A line is uniquely determined by two points, and the line passing through points [math]\displaystyle{ A }[/math] and [math]\displaystyle{ B }[/math] is denoted [math]\displaystyle{ \longleftrightarrow }[/math]; [math]\displaystyle{ \overleftrightarrow{AB} }[/math]. Similarly, the length of the finite line segment terminating at these points may be denoted [math]\displaystyle{ \overline{AB} }[/math]. A line may also be denoted with a single lower-case letter (Jurgensen et al. 1963, p. 22).

Euclid defined a line as a "breadthless length," and a straight line as a line that "lies evenly with the points on itself" (Kline 1956, Dunham 1990).

Consider first lines in a two-dimensional plane. Two lines lying in the same plane that do not intersect one another are said to be parallel lines. Two lines lying in different planes that do not intersect one another are said to be skew lines. “

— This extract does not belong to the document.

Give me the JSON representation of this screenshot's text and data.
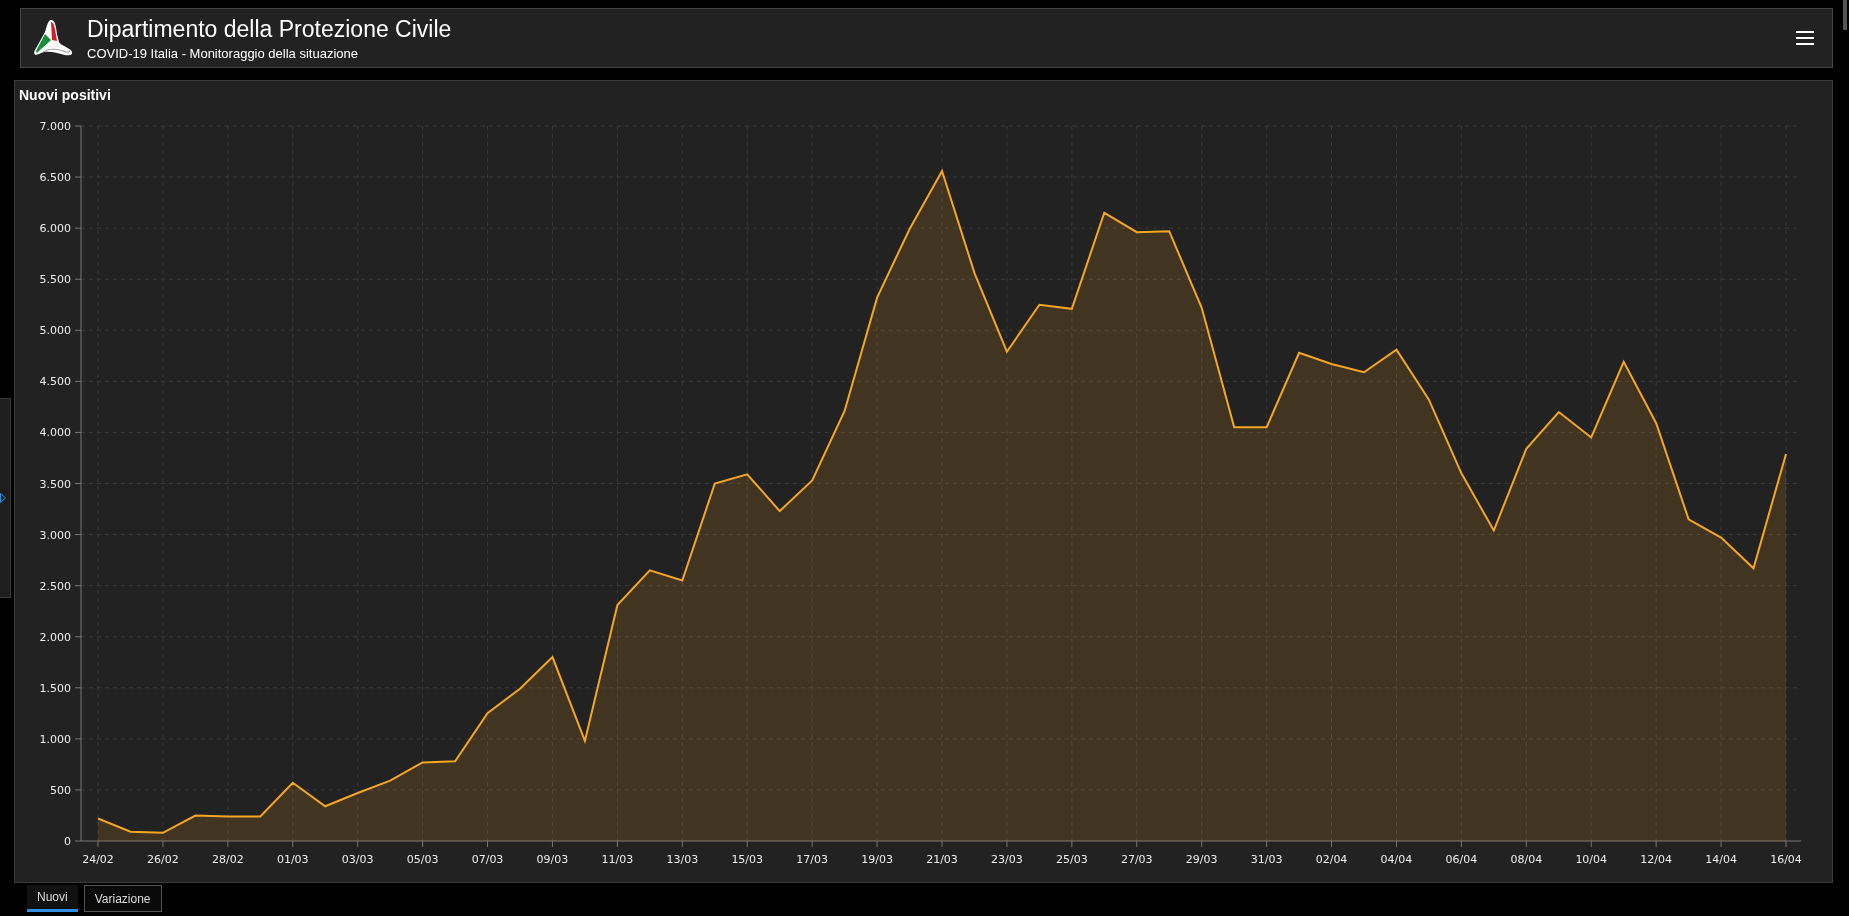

The line with [math]\displaystyle{ x }[/math]-intercept, [math]\displaystyle{ b }[/math] and [math]\displaystyle{ y }[/math]-intercept a is given by the intercept form

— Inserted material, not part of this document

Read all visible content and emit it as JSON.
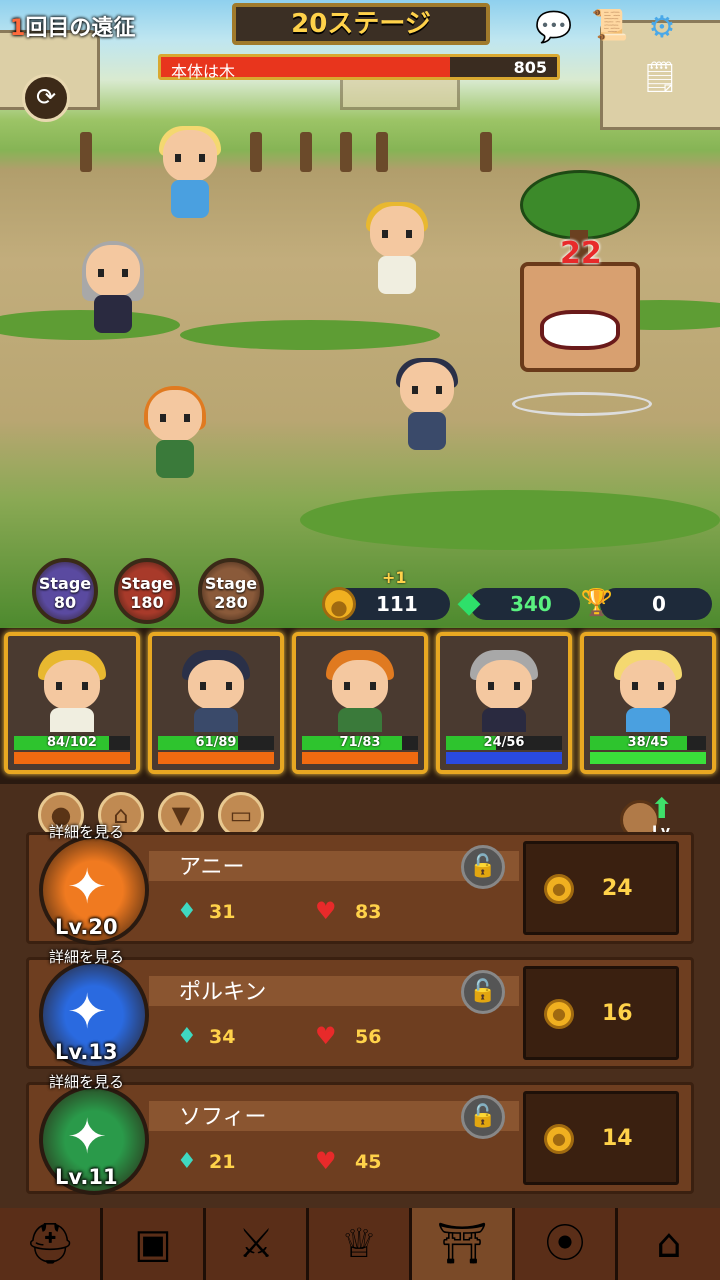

[math]\displaystyle{ \dfrac{x}{b}+\dfrac{y}{a} = 1 }[/math]

It is not uncommon for lines in intercept form to be rewritten in what's known as standard form:

[math]\displaystyle{ ax+by=c }[/math]

Here, [math]\displaystyle{ c=ab }[/math].

- QUOTE: A line is a straight one-dimensional figure having no thickness and extending infinitely in both directions. A line is sometimes called a straight line or, more archaically, a right line (Casey 1893), to emphasize that it has no "wiggles" anywhere along its length. While lines are intrinsically one-dimensional objects, they may be embedded in higher dimensional spaces.

### 2018c

- (Encyclopedia of Mathematics, 2018) ⇒ https://www.encyclopediaofmath.org/index.php/Straight_line Retrieved: Retrieved:2018-10-12.
- QUOTE: One of the basic geometric concepts. A straight line is usually implicitly defined by the axioms of geometry; e.g., a Euclidean straight line by the axioms of incidence, order, congruence, and continuity. A straight line is called projective, affine, hyperbolic, etc., depending on the plane in which it is imbedded. A straight line can be studied by its transformations induced by the collineations of the plane. E.g., the group of algebraic automorphisms of a real projective straight line is isomorphic to the group of displacements of the Lobachevskii plane. Topologically, all straight lines in one plane are equivalent. Thus, the elliptic and real projective straight lines are topologically equivalent to a circle in the Euclidean plane, while the complex projective straight line is topologically equivalent to a two-dimensional sphere in the Euclidean space. A straight line is called continuous, discrete or finite if it is incident with a set of points of the cardinality of the continuum, with a countable set or with a finite set, respectively.
In the plane over an arbitrary algebraic field, a straight line is an algebraic curve of order one. In the rectilinear coordinate system of the Euclidean plane , a straight line is given by an equation

[math]\displaystyle{ Ax+By+C=0 }[/math]

The coefficients (A,B) determine the coordinates of the normal vector of this straight line. …

- QUOTE: One of the basic geometric concepts. A straight line is usually implicitly defined by the axioms of geometry; e.g., a Euclidean straight line by the axioms of incidence, order, congruence, and continuity. A straight line is called projective, affine, hyperbolic, etc., depending on the plane in which it is imbedded. A straight line can be studied by its transformations induced by the collineations of the plane. E.g., the group of algebraic automorphisms of a real projective straight line is isomorphic to the group of displacements of the Lobachevskii plane. Topologically, all straight lines in one plane are equivalent. Thus, the elliptic and real projective straight lines are topologically equivalent to a circle in the Euclidean plane, while the complex projective straight line is topologically equivalent to a two-dimensional sphere in the Euclidean space. A straight line is called continuous, discrete or finite if it is incident with a set of points of the cardinality of the continuum, with a countable set or with a finite set, respectively.